java - cp "*" - loadClassifier edu / stanford / nlp / models / ner / german.conll.hgc_175m_600.crf.ser.gz - testFile german - ner.tsv
java - cp "*" - loadClassifier edu / stanford / nlp / models / ner / german.conll.hgc_175m_600.crf.ser.gz - tokenizerOptions latexQuotes = false - textFile german - ner.txt

Suggestion : 5

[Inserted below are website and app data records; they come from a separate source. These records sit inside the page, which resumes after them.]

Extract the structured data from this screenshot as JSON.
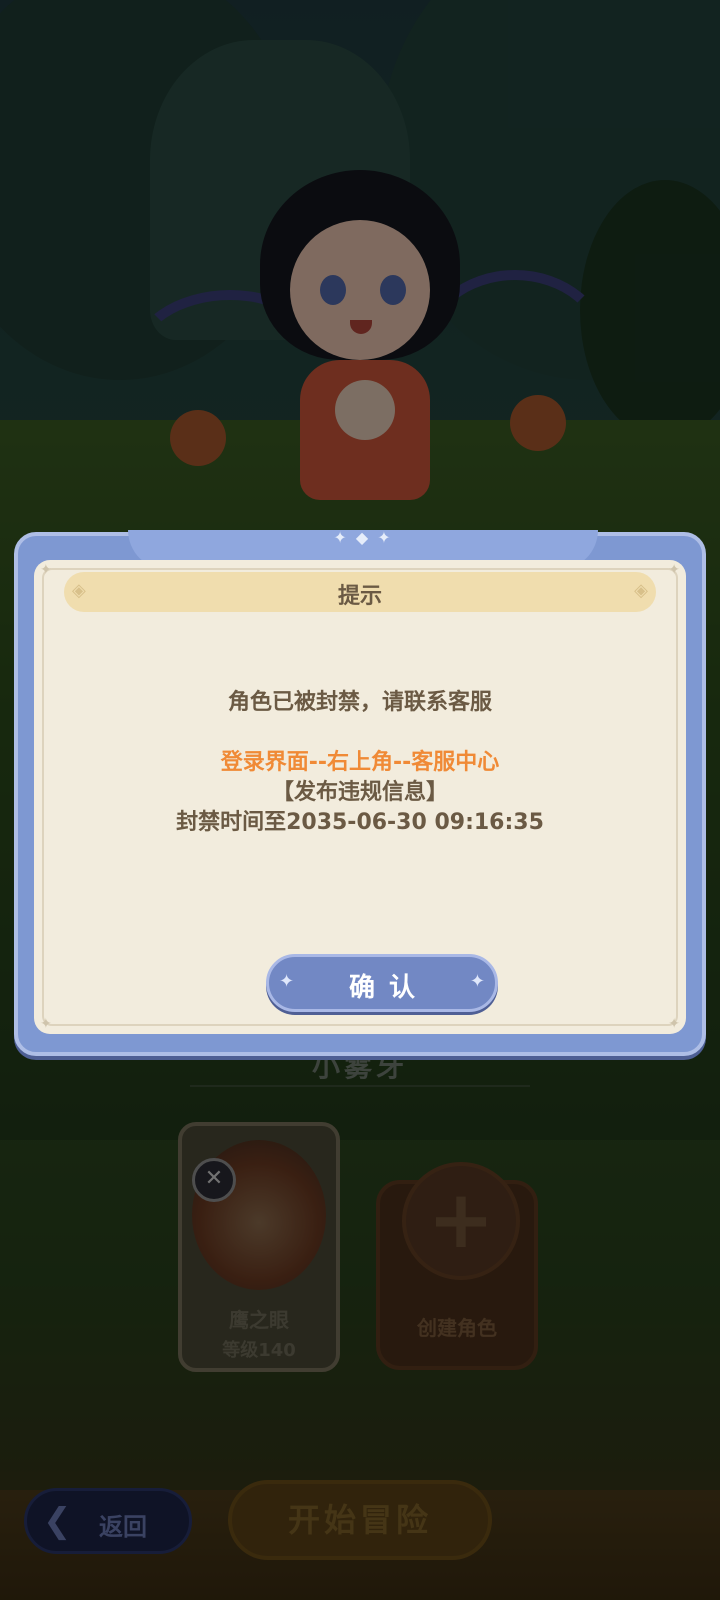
{
  "scene": {
    "character_name_faded": "小雾牙",
    "card": {
      "name": "鹰之眼",
      "level": "等级140"
    },
    "create_card": {
      "label": "创建角色",
      "plus": "+"
    },
    "back_button": {
      "label": "返回",
      "arrow": "❮"
    },
    "start_button": {
      "label": "开始冒险"
    }
  },
  "dialog": {
    "title": "提示",
    "message_line1": "角色已被封禁，请联系客服",
    "message_line2": "登录界面--右上角--客服中心",
    "message_line3": "【发布违规信息】",
    "message_line4": "封禁时间至2035-06-30  09:16:35",
    "confirm_label": "确认"
  },
  "colors": {
    "dialog_frame": "#7e98d2",
    "dialog_panel": "#f2ecdd",
    "title_bar": "#f0ddae",
    "text_brown": "#6b5a44",
    "highlight_orange": "#f08a36",
    "confirm_button": "#7288c4"
  },
  "icons": {
    "ornament": "sparkle-diamond-icon",
    "back": "chevron-left-icon",
    "create": "plus-icon",
    "badge": "crossed-swords-icon"
  }
}
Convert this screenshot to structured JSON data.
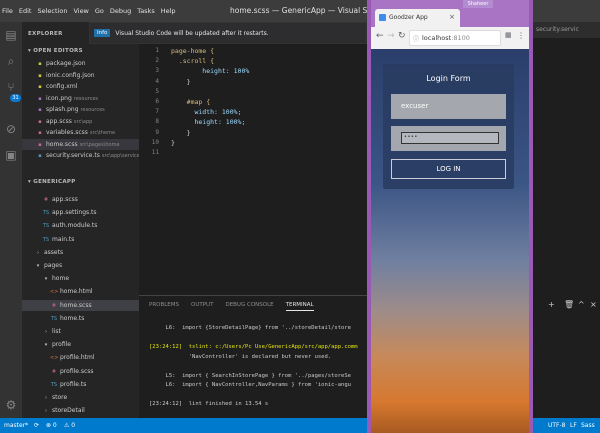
{
  "menu": [
    "File",
    "Edit",
    "Selection",
    "View",
    "Go",
    "Debug",
    "Tasks",
    "Help"
  ],
  "window_title": "home.scss — GenericApp — Visual Studio Code",
  "notification": {
    "badge": "Info",
    "text": "Visual Studio Code will be updated after it restarts."
  },
  "activity_badge": "31",
  "sidebar": {
    "explorer_label": "EXPLORER",
    "open_editors_label": "OPEN EDITORS",
    "open_editors": [
      {
        "name": "package.json",
        "desc": ""
      },
      {
        "name": "ionic.config.json",
        "desc": ""
      },
      {
        "name": "config.xml",
        "desc": ""
      },
      {
        "name": "icon.png",
        "desc": "resources"
      },
      {
        "name": "splash.png",
        "desc": "resources"
      },
      {
        "name": "app.scss",
        "desc": "src\\app"
      },
      {
        "name": "variables.scss",
        "desc": "src\\theme"
      },
      {
        "name": "home.scss",
        "desc": "src\\pages\\home"
      },
      {
        "name": "security.service.ts",
        "desc": "src\\app\\services"
      }
    ],
    "project_label": "GENERICAPP",
    "project_items": [
      {
        "name": "app.scss",
        "indent": 1,
        "icon": "css"
      },
      {
        "name": "app.settings.ts",
        "indent": 1,
        "icon": "ts"
      },
      {
        "name": "auth.module.ts",
        "indent": 1,
        "icon": "ts"
      },
      {
        "name": "main.ts",
        "indent": 1,
        "icon": "ts"
      },
      {
        "name": "assets",
        "indent": 0,
        "icon": "folder-closed"
      },
      {
        "name": "pages",
        "indent": 0,
        "icon": "folder-open"
      },
      {
        "name": "home",
        "indent": 1,
        "icon": "folder-open"
      },
      {
        "name": "home.html",
        "indent": 2,
        "icon": "html"
      },
      {
        "name": "home.scss",
        "indent": 2,
        "icon": "css"
      },
      {
        "name": "home.ts",
        "indent": 2,
        "icon": "ts"
      },
      {
        "name": "list",
        "indent": 1,
        "icon": "folder-closed"
      },
      {
        "name": "profile",
        "indent": 1,
        "icon": "folder-open"
      },
      {
        "name": "profile.html",
        "indent": 2,
        "icon": "html"
      },
      {
        "name": "profile.scss",
        "indent": 2,
        "icon": "css"
      },
      {
        "name": "profile.ts",
        "indent": 2,
        "icon": "ts"
      },
      {
        "name": "store",
        "indent": 1,
        "icon": "folder-closed"
      },
      {
        "name": "storeDetail",
        "indent": 1,
        "icon": "folder-closed"
      }
    ]
  },
  "editor": {
    "lines": [
      {
        "n": "1",
        "text": "page-home {"
      },
      {
        "n": "2",
        "text": "  .scroll {"
      },
      {
        "n": "3",
        "text": "        height: 100%"
      },
      {
        "n": "4",
        "text": "    }"
      },
      {
        "n": "5",
        "text": ""
      },
      {
        "n": "6",
        "text": "    #map {"
      },
      {
        "n": "7",
        "text": "      width: 100%;"
      },
      {
        "n": "8",
        "text": "      height: 100%;"
      },
      {
        "n": "9",
        "text": "    }"
      },
      {
        "n": "10",
        "text": "}"
      },
      {
        "n": "11",
        "text": ""
      }
    ]
  },
  "panel": {
    "tabs": [
      "PROBLEMS",
      "OUTPUT",
      "DEBUG CONSOLE",
      "TERMINAL"
    ],
    "terminal": [
      "     L6:  import {StoreDetailPage} from '../storeDetail/store",
      "",
      "[23:24:12]  tslint: c:/Users/Pc Use/GenericApp/src/app/app.comm",
      "            'NavController' is declared but never used.",
      "",
      "     L5:  import { SearchInStorePage } from '../pages/storeSe",
      "     L6:  import { NavController,NavParams } from 'ionic-angu",
      "",
      "[23:24:12]  lint finished in 13.54 s"
    ]
  },
  "statusbar": {
    "branch": "master*",
    "sync": "⟳",
    "errors": "⊗ 0",
    "warnings": "⚠ 0",
    "position": "Ln 3, Col 21",
    "spaces": "Spaces: 4",
    "encoding": "UTF-8",
    "eol": "LF",
    "language": "Sass"
  },
  "right_tab": "security.servic",
  "browser": {
    "tab_title": "Goodzer App",
    "profile": "Shaheer",
    "url_host": "localhost",
    "url_port": ":8100",
    "login": {
      "title": "Login Form",
      "username": "excuser",
      "password": "••••",
      "button": "LOG IN"
    }
  }
}
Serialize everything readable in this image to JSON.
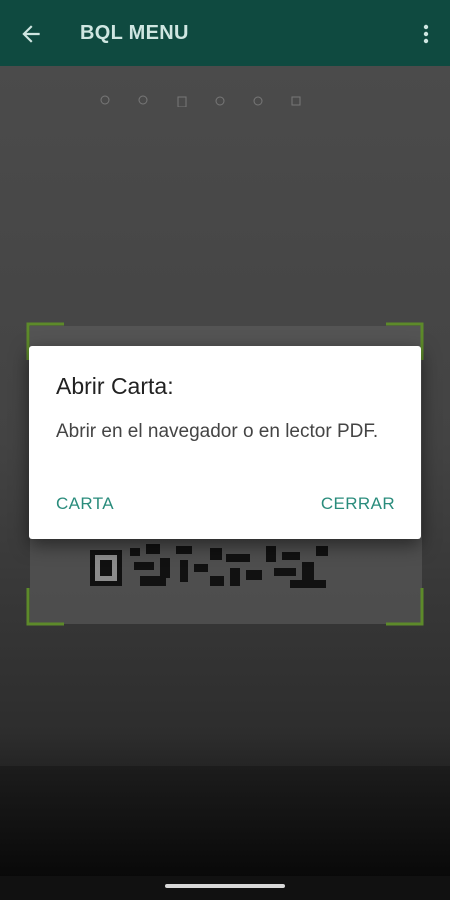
{
  "appbar": {
    "title": "BQL MENU",
    "back_icon": "arrow-back-icon",
    "more_icon": "more-vert-icon",
    "background": "#0f4a40"
  },
  "dialog": {
    "title": "Abrir Carta:",
    "message": "Abrir en el navegador o en lector PDF.",
    "positive_button": "CARTA",
    "negative_button": "CERRAR",
    "accent": "#2a8c7c"
  },
  "scanner": {
    "frame_color": "#5d8a2a"
  }
}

An alternative to NLTK's named entity recognition (NER) classifier is provided by the Stanford NER tagger. This tagger is largely seen as the standard in named entity recognition, but since it uses an advanced statistical learning algorithm it's more computationally expensive than the option provided by NLTK.,A big benefit of the Stanford NER tagger is that is provides us with a few different models for pulling out named entities. We can use any of the following:,The parameters passed to the StanfordNERTagger class include:,Once we've tokenized by word and classified the sentence, we see the tagger produces a list of tuples as follows:

Here's how we set it up to tag a sentence with the 3 class model:

# - * -coding: utf - 8 - * -

   from nltk.tag
import StanfordNERTagger
from nltk.tokenize
import word_tokenize

st = StanfordNERTagger('/usr/share/stanford-ner/classifiers/english.all.3class.distsim.crf.ser.gz',
   encoding = 'utf-8')

text = 'While in France, Christine Lagarde discussed short-term stimulus efforts in a recent interview with the Wall Street Journal.'

tokenized_text = word_tokenize(text)
classified_text = st.tag(tokenized_text)


Once we've tokenized by word and classified the sentence, we see the tagger produces a list of tuples as follows:

[('While', 'O'), ('in', 'O'), ('France', 'LOCATION'), (',', 'O'), ('Christine', 'PERSON'), ('Lagarde', 'PERSON'), ('discussed', 'O'), ('short-term', 'O'), ('stimulus', 'O'), ('efforts', 'O'), ('in', 'O'), ('a', 'O'), ('recent', 'O'), ('interview', 'O'), ('with', 'O'), ('the', 'O'), ('Wall', 'ORGANIZATION'), ('Street', 'ORGANIZATION'), ('Journal', 'ORGANIZATION'), ('.', 'O')]